Booking Hostels and foreign B&B’s.

Experienced agents will probably be able to give good advice on where to find specific info about hostels and B&B’s, but they can’t get you deals at them, and they don’t work with them. You will have to book these stays on your own.

For most adventurers, this is HUGE. It’s likely you’ll have interest in staying at either a hostel or a Bed and Breakfast, especially if you’re looking to save money.

A little known fact is that in most foreign countries (especially in Europe), Bed and Breakfasts tend to be cheaper than hotels and motels. In the U.S., it’s the other way around. B&B’s in the states tend to be specialty accommodations, and they’re pricey.

8. Are all travel agents the same?

No, not all travel agents are the same. Some specialize in get-away vacations and can tell you the best deals at Disney and Club-Med. Others can tell you how to get to the Arctic Circle. Ask your travel agent what types of trips they typically plan. Tell them about the trip you have in mind and ask how they can help with it. Ask what type of trips they go on. It is probably best to pair up with agents who either have similar interests as you or who have planned adventurous travel in the past. If your agent doesn’t know much about traveling to the region of your interest or if they don’t specialize in your type of travel, don’t hesitate to politely ask them if they know of someone who fits the criteria.

9. Do you know of a good travel agent?

Yes, Connie Beach is my absolute favorite travel agent. I had no idea travel agents were such a wonderful resource until a fellow world traveler introduced me to her. She’s been to over 34 countries herself and has been in the industry for 29 years. She’s based in Huntersville, North Carolina, but can work with clients via telephone or the internet. (She also has no idea I’m writing this article. This is a shameless but unprompted plug for someone who has helped me tremendously.)

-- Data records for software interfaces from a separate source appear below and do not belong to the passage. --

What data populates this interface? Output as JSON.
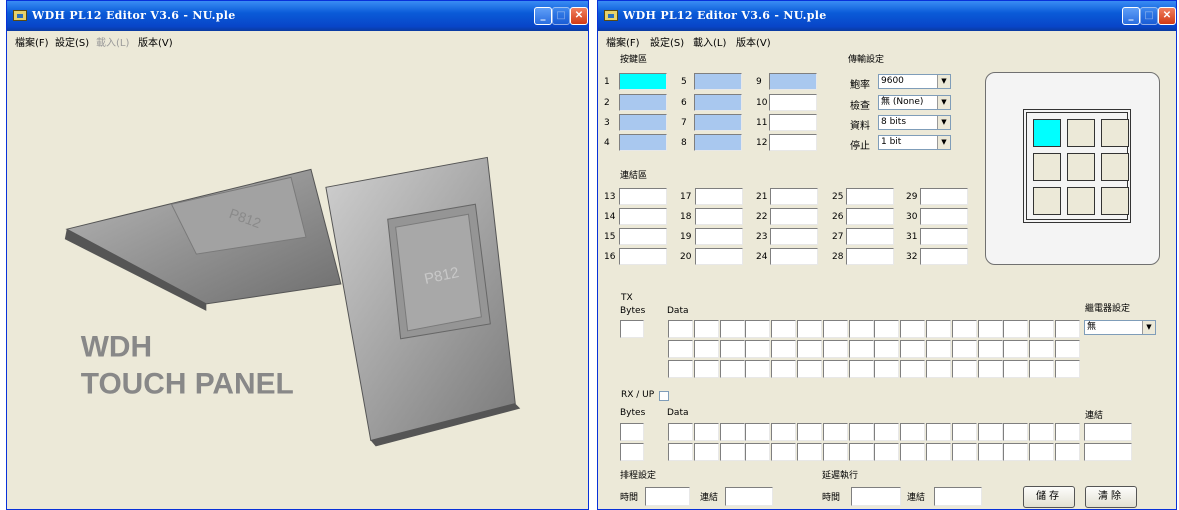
{
  "window1": {
    "title": "WDH PL12 Editor V3.6 - NU.ple",
    "menu": [
      "檔案(F)",
      "設定(S)",
      "載入(L)",
      "版本(V)"
    ],
    "splash": {
      "line1": "WDH",
      "line2": "TOUCH PANEL",
      "panel_text": "P812"
    }
  },
  "window2": {
    "title": "WDH PL12 Editor V3.6 - NU.ple",
    "menu": [
      "檔案(F)",
      "設定(S)",
      "載入(L)",
      "版本(V)"
    ],
    "keys": {
      "title": "按鍵區",
      "labels": [
        "1",
        "2",
        "3",
        "4",
        "5",
        "6",
        "7",
        "8",
        "9",
        "10",
        "11",
        "12"
      ],
      "colors": {
        "cyan": "#00ffff",
        "blue": "#a9c8ef"
      }
    },
    "link": {
      "title": "連結區",
      "labels": [
        "13",
        "14",
        "15",
        "16",
        "17",
        "18",
        "19",
        "20",
        "21",
        "22",
        "23",
        "24",
        "25",
        "26",
        "27",
        "28",
        "29",
        "30",
        "31",
        "32"
      ]
    },
    "comm": {
      "title": "傳輸設定",
      "fields": [
        {
          "label": "鮑率",
          "value": "9600"
        },
        {
          "label": "檢查",
          "value": "無 (None)"
        },
        {
          "label": "資料",
          "value": "8 bits"
        },
        {
          "label": "停止",
          "value": "1 bit"
        }
      ]
    },
    "tx": {
      "title": "TX",
      "bytes": "Bytes",
      "data": "Data"
    },
    "relay": {
      "title": "繼電器設定",
      "value": "無"
    },
    "rx": {
      "title": "RX / UP",
      "bytes": "Bytes",
      "data": "Data",
      "link": "連結"
    },
    "schedule": {
      "title": "排程設定",
      "time": "時間",
      "link": "連結"
    },
    "delay": {
      "title": "延遲執行",
      "time": "時間",
      "link": "連結"
    },
    "buttons": {
      "save": "儲存",
      "clear": "清除"
    }
  }
}
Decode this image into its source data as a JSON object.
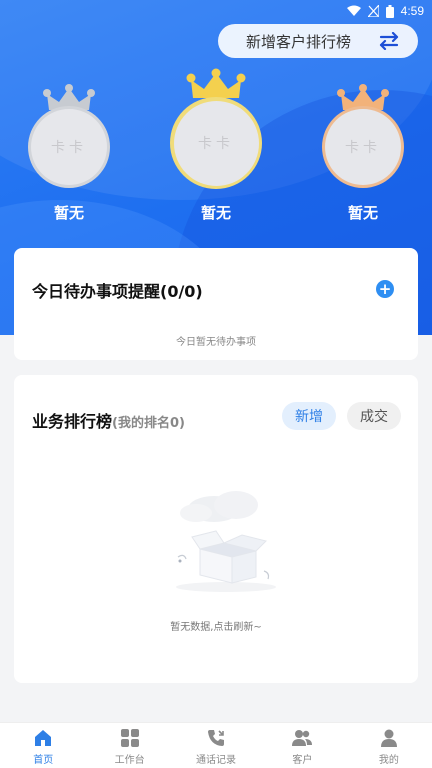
{
  "status_bar": {
    "time": "4:59"
  },
  "header": {
    "rank_button_label": "新增客户排行榜"
  },
  "podium": [
    {
      "position": "left",
      "avatar_text": "卡卡",
      "name": "暂无",
      "crown_color": "#c7cbd1"
    },
    {
      "position": "center",
      "avatar_text": "卡卡",
      "name": "暂无",
      "crown_color": "#f4d04e"
    },
    {
      "position": "right",
      "avatar_text": "卡卡",
      "name": "暂无",
      "crown_color": "#f2b27a"
    }
  ],
  "todo_card": {
    "title": "今日待办事项提醒(0/0)",
    "empty_text": "今日暂无待办事项"
  },
  "business_card": {
    "title": "业务排行榜",
    "subtitle": "(我的排名0)",
    "tabs": [
      "新增",
      "成交"
    ],
    "empty_text": "暂无数据,点击刷新~"
  },
  "tabbar": {
    "items": [
      {
        "label": "首页",
        "icon": "home-icon",
        "active": true
      },
      {
        "label": "工作台",
        "icon": "grid-icon",
        "active": false
      },
      {
        "label": "通话记录",
        "icon": "phone-icon",
        "active": false
      },
      {
        "label": "客户",
        "icon": "users-icon",
        "active": false
      },
      {
        "label": "我的",
        "icon": "person-icon",
        "active": false
      }
    ]
  },
  "colors": {
    "primary": "#1e6ff0",
    "accent": "#2e7fe6"
  }
}
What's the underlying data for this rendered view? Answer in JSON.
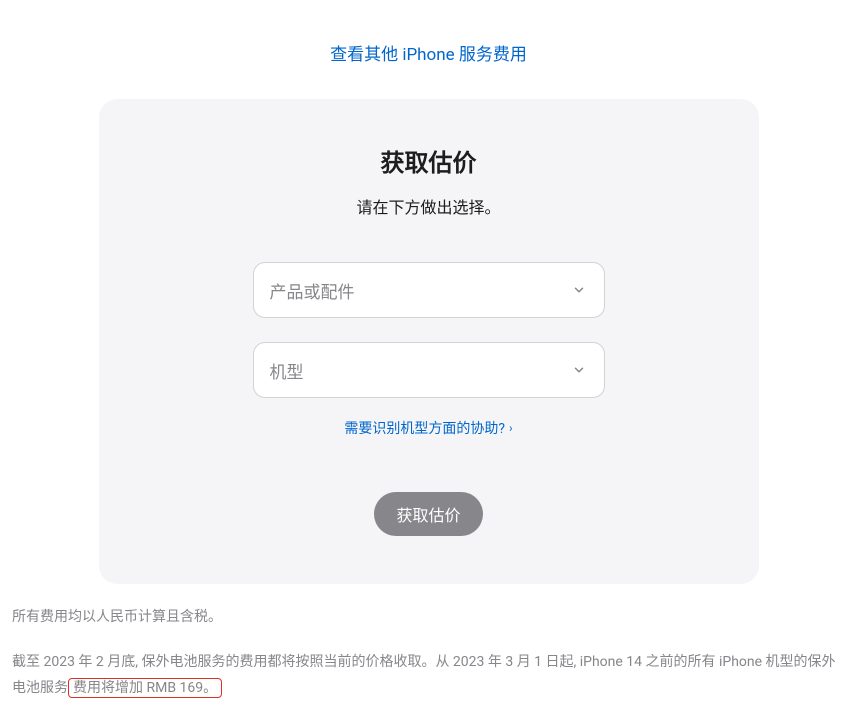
{
  "topLink": {
    "text": "查看其他 iPhone 服务费用"
  },
  "card": {
    "title": "获取估价",
    "subtitle": "请在下方做出选择。",
    "select1Placeholder": "产品或配件",
    "select2Placeholder": "机型",
    "helpLinkText": "需要识别机型方面的协助?",
    "submitButton": "获取估价"
  },
  "footer": {
    "para1": "所有费用均以人民币计算且含税。",
    "para2_part1": "截至 2023 年 2 月底, 保外电池服务的费用都将按照当前的价格收取。从 2023 年 3 月 1 日起, iPhone 14 之前的所有 iPhone 机型的保外电池服务",
    "para2_highlight": "费用将增加 RMB 169。"
  }
}
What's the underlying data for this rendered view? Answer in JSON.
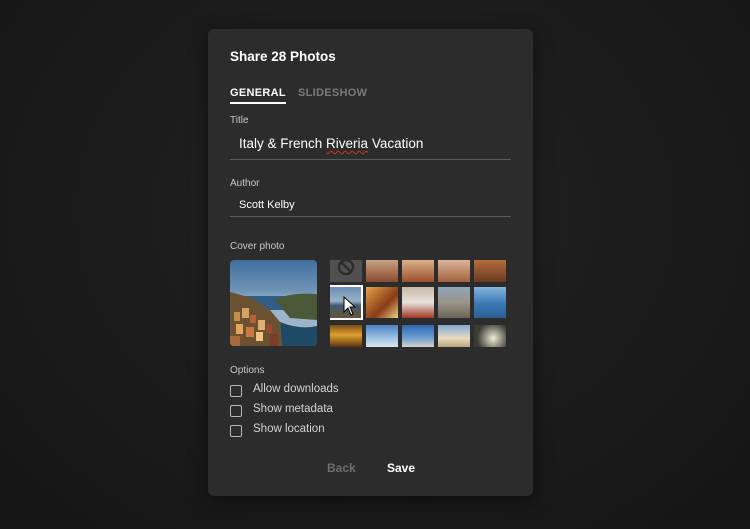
{
  "dialog": {
    "title": "Share 28 Photos",
    "tabs": [
      {
        "label": "GENERAL",
        "active": true
      },
      {
        "label": "SLIDESHOW",
        "active": false
      }
    ],
    "title_label": "Title",
    "title_value": {
      "before": "Italy & French ",
      "misspelled": "Riveria",
      "after": " Vacation"
    },
    "author_label": "Author",
    "author_value": "Scott Kelby",
    "cover_label": "Cover photo",
    "options_label": "Options",
    "options": [
      {
        "label": "Allow downloads",
        "checked": false
      },
      {
        "label": "Show metadata",
        "checked": false
      },
      {
        "label": "Show location",
        "checked": false
      }
    ],
    "back_label": "Back",
    "save_label": "Save"
  },
  "colors": {
    "dialog_bg": "#2c2c2c",
    "page_bg": "#1b1b1b",
    "spell_underline": "#d0302b"
  }
}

Connie Beach
Mann Travel
[email protected]

For more info on Connie or for more tips on travel, check out my Interview with her: She Gets Paid to Get You Traveling.